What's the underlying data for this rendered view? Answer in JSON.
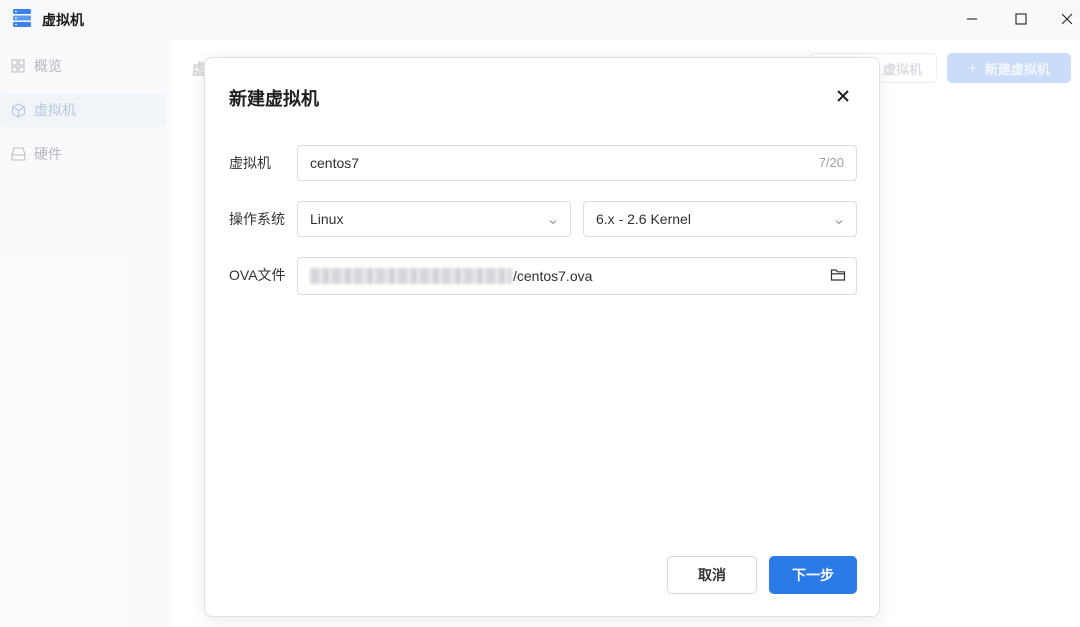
{
  "window": {
    "title": "虚拟机",
    "icon": "server-stack-icon",
    "controls": [
      "minimize-icon",
      "maximize-icon",
      "close-icon"
    ]
  },
  "sidebar": {
    "items": [
      {
        "label": "概览",
        "icon": "grid-icon",
        "active": false
      },
      {
        "label": "虚拟机",
        "icon": "cube-icon",
        "active": true
      },
      {
        "label": "硬件",
        "icon": "drive-icon",
        "active": false
      }
    ]
  },
  "main": {
    "breadcrumb": "虚",
    "vm_button_label": "虚拟机",
    "new_vm_button_label": "新建虚拟机",
    "new_vm_button_icon": "+"
  },
  "dialog": {
    "title": "新建虚拟机",
    "name_field": {
      "label": "虚拟机",
      "value": "centos7",
      "counter": "7/20"
    },
    "os_field": {
      "label": "操作系统",
      "os_type": "Linux",
      "os_version": "6.x - 2.6 Kernel"
    },
    "ova_field": {
      "label": "OVA文件",
      "path_suffix": "/centos7.ova",
      "path_prefix_blurred": true
    },
    "cancel_label": "取消",
    "next_label": "下一步"
  },
  "colors": {
    "primary": "#2a7be8",
    "primary_disabled": "#b9d0f6",
    "sidebar_bg": "#f8f9fb"
  }
}
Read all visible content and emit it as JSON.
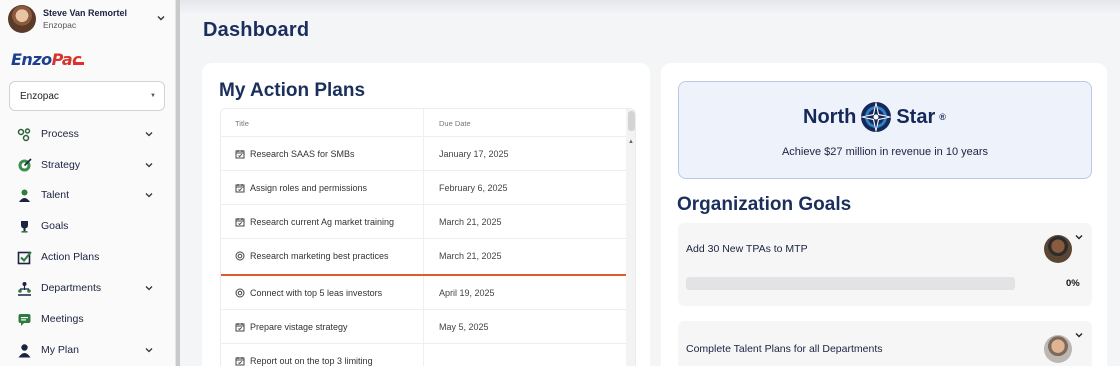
{
  "user": {
    "name": "Steve Van Remortel",
    "org": "Enzopac"
  },
  "logo": {
    "part1": "Enzo",
    "part2": "Pac"
  },
  "org_select": {
    "value": "Enzopac"
  },
  "nav": [
    {
      "label": "Process",
      "icon": "process-icon",
      "expandable": true
    },
    {
      "label": "Strategy",
      "icon": "strategy-icon",
      "expandable": true
    },
    {
      "label": "Talent",
      "icon": "talent-icon",
      "expandable": true
    },
    {
      "label": "Goals",
      "icon": "trophy-icon",
      "expandable": false
    },
    {
      "label": "Action Plans",
      "icon": "checkbox-icon",
      "expandable": false
    },
    {
      "label": "Departments",
      "icon": "departments-icon",
      "expandable": true
    },
    {
      "label": "Meetings",
      "icon": "chat-icon",
      "expandable": false
    },
    {
      "label": "My Plan",
      "icon": "person-icon",
      "expandable": true
    }
  ],
  "page": {
    "title": "Dashboard"
  },
  "action_plans": {
    "title": "My Action Plans",
    "columns": {
      "title": "Title",
      "due_date": "Due Date"
    },
    "rows": [
      {
        "title": "Research SAAS for SMBs",
        "due": "January 17, 2025",
        "icon": "calendar-icon"
      },
      {
        "title": "Assign roles and permissions",
        "due": "February 6, 2025",
        "icon": "calendar-icon"
      },
      {
        "title": "Research current Ag market training",
        "due": "March 21, 2025",
        "icon": "calendar-icon"
      },
      {
        "title": "Research marketing best practices",
        "due": "March 21, 2025",
        "icon": "target-icon"
      },
      {
        "title": "Connect with top 5 leas investors",
        "due": "April 19, 2025",
        "icon": "target-icon"
      },
      {
        "title": "Prepare vistage strategy",
        "due": "May 5, 2025",
        "icon": "calendar-icon"
      },
      {
        "title": "Report out on the top 3 limiting",
        "due": "",
        "icon": "calendar-icon"
      }
    ]
  },
  "north_star": {
    "brand_left": "North",
    "brand_right": "Star",
    "mark": "®",
    "statement": "Achieve $27 million in revenue in 10 years"
  },
  "org_goals": {
    "title": "Organization Goals",
    "items": [
      {
        "label": "Add 30 New TPAs to MTP",
        "progress": 0,
        "progress_label": "0%"
      },
      {
        "label": "Complete Talent Plans for all Departments"
      }
    ]
  },
  "colors": {
    "brand_navy": "#1b2f5c",
    "logo_blue": "#1d3f8f",
    "logo_red": "#d9342b",
    "drop_line": "#e05a2c"
  }
}
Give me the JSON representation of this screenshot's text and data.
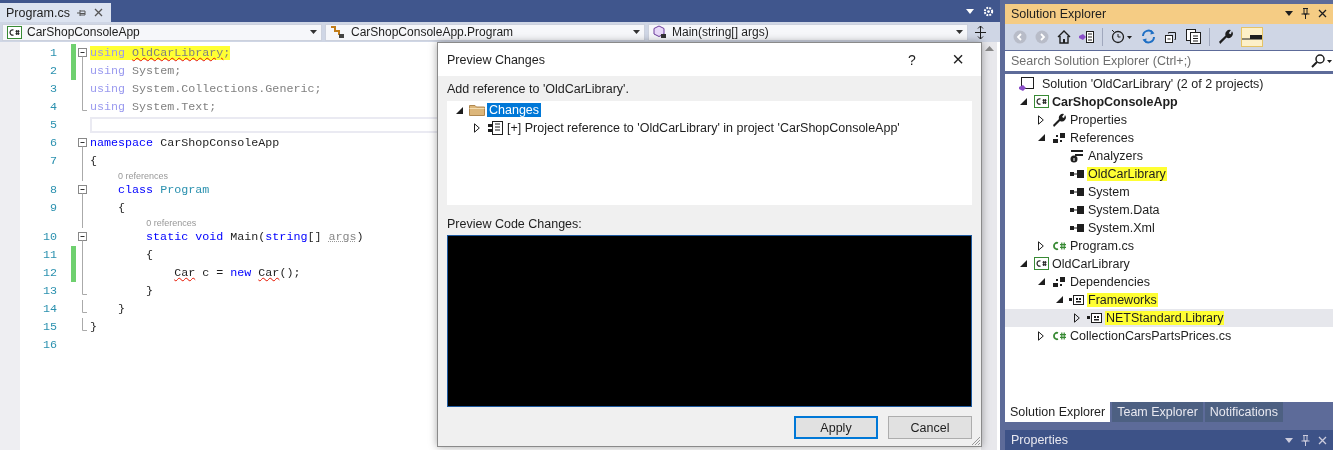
{
  "editor": {
    "tab": {
      "title": "Program.cs",
      "selected": true
    },
    "nav": [
      {
        "text": "CarShopConsoleApp",
        "kind": "project"
      },
      {
        "text": "CarShopConsoleApp.Program",
        "kind": "class"
      },
      {
        "text": "Main(string[] args)",
        "kind": "method"
      }
    ],
    "lines": [
      {
        "kind": "code",
        "number": "1",
        "changed": true,
        "current": false,
        "highlighted": true,
        "collapsible": true,
        "tokens": [
          {
            "text": "using ",
            "kind": "unused-keyword"
          },
          {
            "text": "OldCarLibrary",
            "kind": "unused-error"
          },
          {
            "text": ";",
            "kind": "unused"
          }
        ]
      },
      {
        "kind": "code",
        "number": "2",
        "changed": true,
        "current": false,
        "highlighted": false,
        "collapsible": false,
        "tokens": [
          {
            "text": "using ",
            "kind": "unused-keyword"
          },
          {
            "text": "System;",
            "kind": "unused"
          }
        ]
      },
      {
        "kind": "code",
        "number": "3",
        "changed": false,
        "current": false,
        "highlighted": false,
        "collapsible": false,
        "tokens": [
          {
            "text": "using ",
            "kind": "unused-keyword"
          },
          {
            "text": "System.Collections.Generic;",
            "kind": "unused"
          }
        ]
      },
      {
        "kind": "code",
        "number": "4",
        "changed": false,
        "current": false,
        "highlighted": false,
        "collapsible": false,
        "tokens": [
          {
            "text": "using ",
            "kind": "unused-keyword"
          },
          {
            "text": "System.Text;",
            "kind": "unused"
          }
        ]
      },
      {
        "kind": "code",
        "number": "5",
        "changed": false,
        "current": true,
        "highlighted": false,
        "collapsible": false
      },
      {
        "kind": "code",
        "number": "6",
        "changed": false,
        "current": false,
        "highlighted": false,
        "collapsible": true,
        "tokens": [
          {
            "text": "namespace ",
            "kind": "keyword"
          },
          {
            "text": "CarShopConsoleApp",
            "kind": "plain"
          }
        ]
      },
      {
        "kind": "code",
        "number": "7",
        "changed": false,
        "current": false,
        "highlighted": false,
        "collapsible": false,
        "tokens": [
          {
            "text": "{",
            "kind": "plain"
          }
        ]
      },
      {
        "kind": "codelens",
        "text": "0 references"
      },
      {
        "kind": "code",
        "number": "8",
        "changed": false,
        "current": false,
        "highlighted": false,
        "collapsible": true,
        "tokens": [
          {
            "text": "class ",
            "kind": "keyword"
          },
          {
            "text": "Program",
            "kind": "type"
          }
        ]
      },
      {
        "kind": "code",
        "number": "9",
        "changed": false,
        "current": false,
        "highlighted": false,
        "collapsible": false,
        "tokens": [
          {
            "text": "{",
            "kind": "plain"
          }
        ]
      },
      {
        "kind": "codelens",
        "text": "0 references"
      },
      {
        "kind": "code",
        "number": "10",
        "changed": false,
        "current": false,
        "highlighted": false,
        "collapsible": true,
        "tokens": [
          {
            "text": "static void ",
            "kind": "keyword"
          },
          {
            "text": "Main(",
            "kind": "plain"
          },
          {
            "text": "string",
            "kind": "keyword"
          },
          {
            "text": "[] ",
            "kind": "plain"
          },
          {
            "text": "args",
            "kind": "faded"
          },
          {
            "text": ")",
            "kind": "plain"
          }
        ]
      },
      {
        "kind": "code",
        "number": "11",
        "changed": true,
        "current": false,
        "highlighted": false,
        "collapsible": false,
        "tokens": [
          {
            "text": "{",
            "kind": "plain"
          }
        ]
      },
      {
        "kind": "code",
        "number": "12",
        "changed": true,
        "current": false,
        "highlighted": false,
        "collapsible": false,
        "tokens": [
          {
            "text": "Car",
            "kind": "error"
          },
          {
            "text": " c = ",
            "kind": "plain"
          },
          {
            "text": "new ",
            "kind": "keyword"
          },
          {
            "text": "Car",
            "kind": "error"
          },
          {
            "text": "();",
            "kind": "plain"
          }
        ]
      },
      {
        "kind": "code",
        "number": "13",
        "changed": false,
        "current": false,
        "highlighted": false,
        "collapsible": false,
        "tokens": [
          {
            "text": "}",
            "kind": "plain"
          }
        ]
      },
      {
        "kind": "code",
        "number": "14",
        "changed": false,
        "current": false,
        "highlighted": false,
        "collapsible": false,
        "tokens": [
          {
            "text": "}",
            "kind": "plain"
          }
        ]
      },
      {
        "kind": "code",
        "number": "15",
        "changed": false,
        "current": false,
        "highlighted": false,
        "collapsible": false,
        "tokens": [
          {
            "text": "}",
            "kind": "plain"
          }
        ]
      },
      {
        "kind": "code",
        "number": "16",
        "changed": false,
        "current": false,
        "highlighted": false,
        "collapsible": false
      }
    ]
  },
  "dialog": {
    "title": "Preview Changes",
    "help": "?",
    "close": "×",
    "message": "Add reference to 'OldCarLibrary'.",
    "changes": [
      {
        "label": "Changes",
        "kind": "folder",
        "expanded": true,
        "selected": true,
        "children": [
          {
            "label": "[+] Project reference to 'OldCarLibrary' in project 'CarShopConsoleApp'",
            "kind": "reference",
            "expanded": false,
            "selected": false
          }
        ]
      }
    ],
    "preview_label": "Preview Code Changes:",
    "buttons": [
      {
        "label": "Apply",
        "default": true
      },
      {
        "label": "Cancel",
        "default": false
      }
    ]
  },
  "solution_explorer": {
    "title": "Solution Explorer",
    "search": {
      "placeholder": "Search Solution Explorer (Ctrl+;)"
    },
    "solution": {
      "label": "Solution 'OldCarLibrary' (2 of 2 projects)"
    },
    "projects": [
      {
        "label": "CarShopConsoleApp",
        "kind": "csproj",
        "startup": true,
        "expanded": true,
        "highlighted": false,
        "selected": false,
        "children": [
          {
            "label": "Properties",
            "kind": "wrench",
            "expanded": false,
            "highlighted": false,
            "selected": false
          },
          {
            "label": "References",
            "kind": "references",
            "expanded": true,
            "highlighted": false,
            "selected": false,
            "children": [
              {
                "label": "Analyzers",
                "kind": "analyzers",
                "highlighted": false,
                "selected": false
              },
              {
                "label": "OldCarLibrary",
                "kind": "assembly",
                "highlighted": true,
                "selected": false
              },
              {
                "label": "System",
                "kind": "assembly",
                "highlighted": false,
                "selected": false
              },
              {
                "label": "System.Data",
                "kind": "assembly",
                "highlighted": false,
                "selected": false
              },
              {
                "label": "System.Xml",
                "kind": "assembly",
                "highlighted": false,
                "selected": false
              }
            ]
          },
          {
            "label": "Program.cs",
            "kind": "csfile",
            "expanded": false,
            "highlighted": false,
            "selected": false
          }
        ]
      },
      {
        "label": "OldCarLibrary",
        "kind": "csproj",
        "startup": false,
        "expanded": true,
        "highlighted": false,
        "selected": false,
        "children": [
          {
            "label": "Dependencies",
            "kind": "dependencies",
            "expanded": true,
            "highlighted": false,
            "selected": false,
            "children": [
              {
                "label": "Frameworks",
                "kind": "frameworks",
                "expanded": true,
                "highlighted": true,
                "selected": false,
                "children": [
                  {
                    "label": "NETStandard.Library",
                    "kind": "package",
                    "expanded": false,
                    "highlighted": true,
                    "selected": true
                  }
                ]
              }
            ]
          },
          {
            "label": "CollectionCarsPartsPrices.cs",
            "kind": "csfile",
            "expanded": false,
            "highlighted": false,
            "selected": false
          }
        ]
      }
    ],
    "tabs": [
      {
        "label": "Solution Explorer",
        "selected": true
      },
      {
        "label": "Team Explorer",
        "selected": false
      },
      {
        "label": "Notifications",
        "selected": false
      }
    ]
  },
  "properties": {
    "title": "Properties"
  }
}
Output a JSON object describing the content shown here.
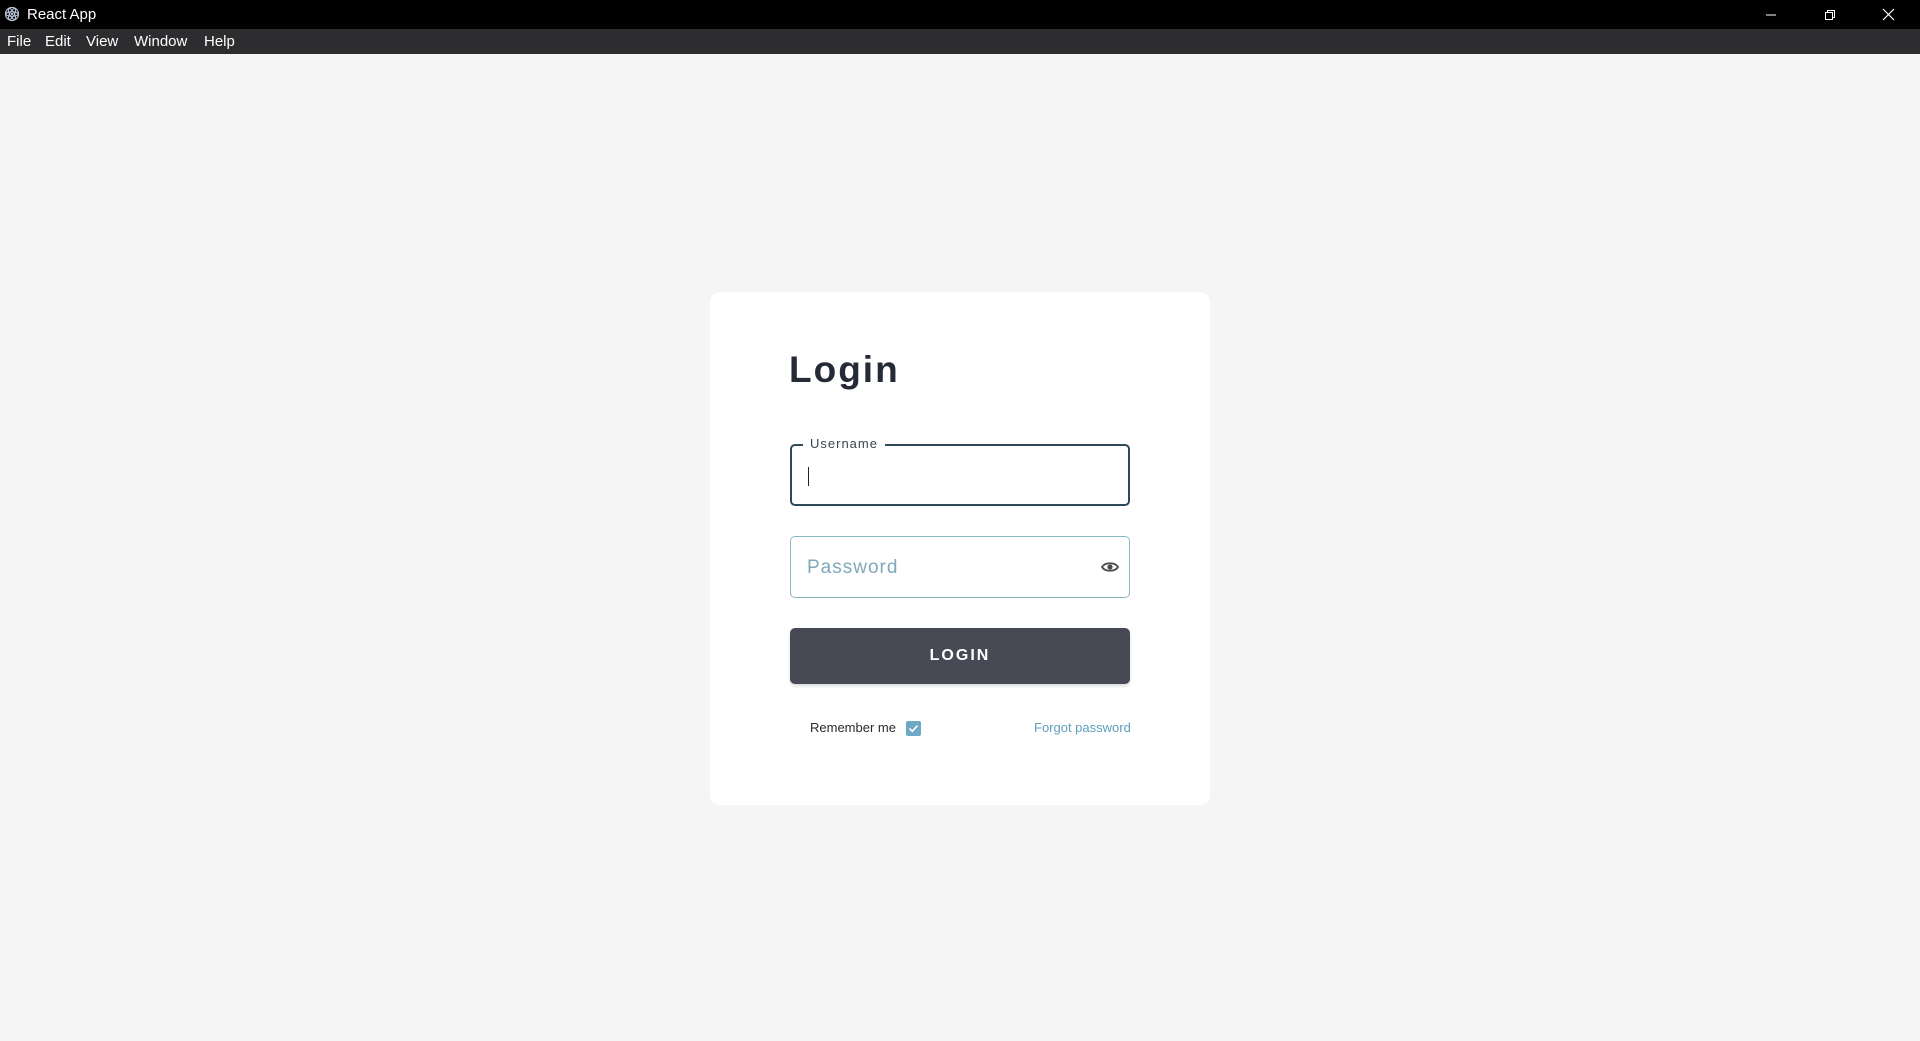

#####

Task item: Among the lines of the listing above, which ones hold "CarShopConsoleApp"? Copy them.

Response to the exercise:
        "text": "CarShopConsoleApp",
        "text": "CarShopConsoleApp.Program",
            "text": "CarShopConsoleApp",
            "label": "[+] Project reference to 'OldCarLibrary' in project 'CarShopConsoleApp'",
        "label": "CarShopConsoleApp",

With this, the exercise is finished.